Lately you’d be hard-pressed to walk into any home furnishings or kitchenware store without running into copper-accented decor. And with good reason, the bright, shiny color of copper is a sight for sore eyes in a sea of nickel and stainless steel metals. With Christmas around the corner, I decided to swap out the cherry red tone used in traditional decorations with this rose-gold metallic. But because it can almost be too pretty and one-dimensional, I incorporated unfinished concrete and shattered crystals to create the perfect Christmas ornament. Equal parts natural and glam, this DIY is sure to make your Christmas decor memorable this year. Check out my easy four-step tutorial to learn how to make this project yourself.
Most concrete bags contain large rocks, known as aggregate, that help maintain the integrity of a concrete mix once it has cured. However for small projects like this one, the aggregate tends to get in the way. I recommend pre-sifting any concrete that you will need for your project by using a small strainer to remove any big rocks. You should be left with a fine, powdery concrete that will pour easily into your silicone mold once it has been mixed with water. When you have sifted enough concrete for your project, set the mixing container aside.
The crystal accent used in the project comes from large, clear crystal Quartz. Generally, these gemstones come in sizable pieces that most likely will not fit in your silicone mold. To break them down to size, place the crystal inside a paper bag and give it a hard strike with a hammer through the bag. The shattered pieces of the crystal will collect at the bottom of the bag and you can just shake them out onto your worktable. Crystal shards are as sharp as broken glass, so wear safety glasses and work gloves to protect yourself from cuts.
Now that you have your materials ready, it’s time to mix the concrete. Add just enough water to your concrete to make it into the consistency of pancake batter. Pour the mix into the silicone mold slowly, working carefully to not overfill the cavities. Wipe away any splatters or drips of concrete with a paper towel and let the freshly poured concrete sit for a few minutes to dry. Gently place the shattered pieces of crystal into the concrete so that half of the crystal is submerged. Any pattern should work, just keep in mind that covering the entire top of the ornaments with crystals may make them hard to handle. Let the ornaments cure for 24 hours before removing them from the silicone mold.
Before you grab your can of metallic copper spray paint, use some painters tape to mask off any parts of the ornaments that you don’t want to cover. Experiment with different patterns until you find the one you like! Apply even coverage of the copper spray paint onto the ornament, let dry, flip and repeat the process. You’ll most likely need to apply two coats of paint per side to achieve the right intensity. After painting, remove the painters tape and let them dry overnight.
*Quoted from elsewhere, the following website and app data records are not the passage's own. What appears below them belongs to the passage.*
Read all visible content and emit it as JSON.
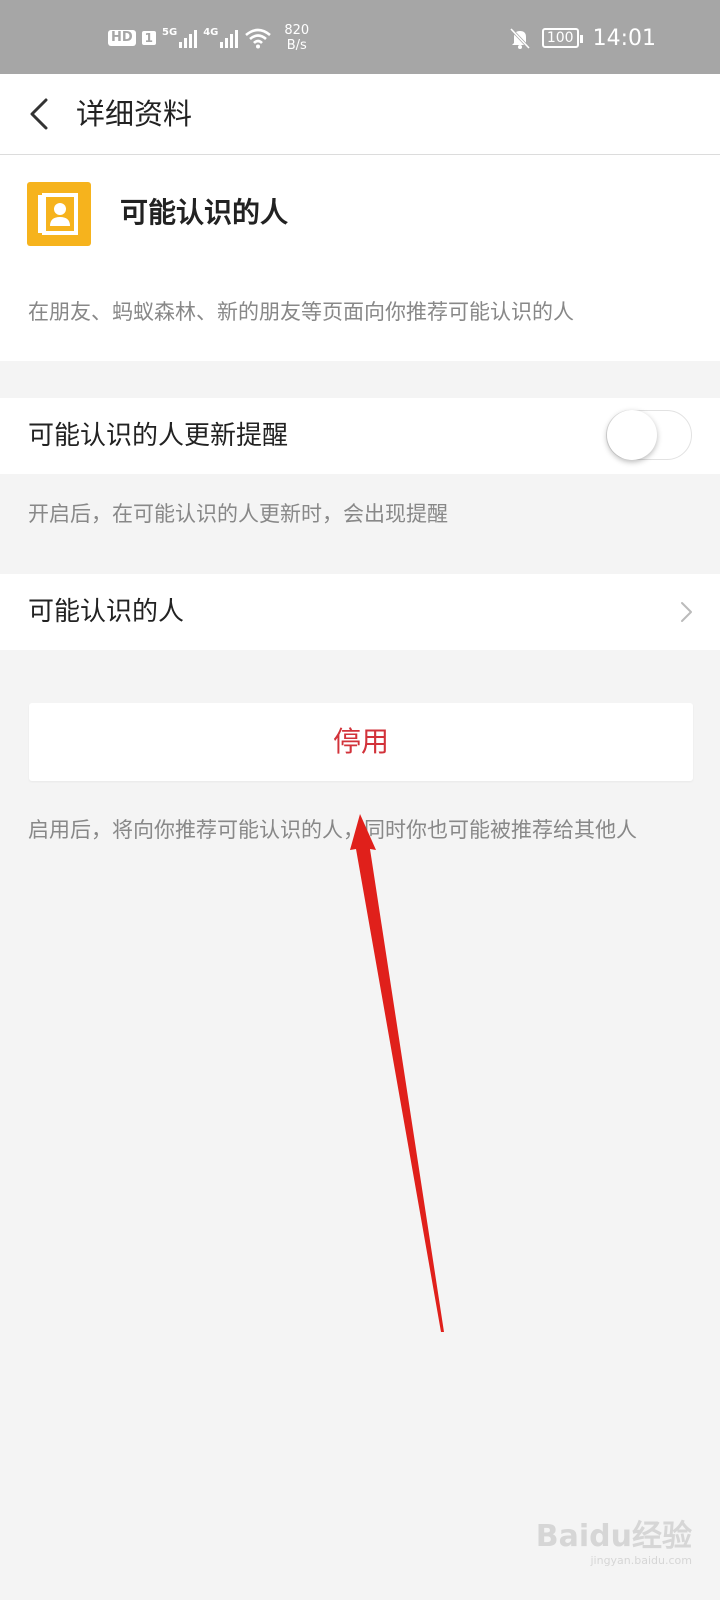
{
  "status_bar": {
    "hd": "HD",
    "sim": "1",
    "net1": "5G",
    "net2": "4G",
    "speed_value": "820",
    "speed_unit": "B/s",
    "battery": "100",
    "time": "14:01",
    "icons": [
      "signal-icon",
      "wifi-icon",
      "mute-bell-icon",
      "battery-icon"
    ]
  },
  "header": {
    "title": "详细资料",
    "back_icon": "back-arrow-icon"
  },
  "app": {
    "icon": "contact-card-icon",
    "icon_color": "#f6b31d",
    "name": "可能认识的人",
    "description": "在朋友、蚂蚁森林、新的朋友等页面向你推荐可能认识的人"
  },
  "settings": {
    "update_reminder_label": "可能认识的人更新提醒",
    "update_reminder_on": false,
    "update_reminder_hint": "开启后，在可能认识的人更新时，会出现提醒",
    "people_link_label": "可能认识的人"
  },
  "actions": {
    "disable_label": "停用",
    "disable_color": "#d2323a",
    "disable_hint": "启用后，将向你推荐可能认识的人，同时你也可能被推荐给其他人"
  },
  "watermark": {
    "main": "Baidu经验",
    "sub": "jingyan.baidu.com"
  }
}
Since ornaments aren’t ornaments unless you can hang them on a tree, you’ll need some copper wire and hemp twine to complete this project. Use your needle nose pliers to cut and wrap the copper wire around the ornament securing it in place. With the wire, create a hoop at the top of the ornament that you can then use to string the hemp twine through. I found the hemp twine easier to work with, but you can just use copper wire to create an ornament hook. Now you’re ready to hang it on your Christmas tree and revel in its beauty!
Are you incorporating Copper in your Christmas decorations this year? Let me know in the comments!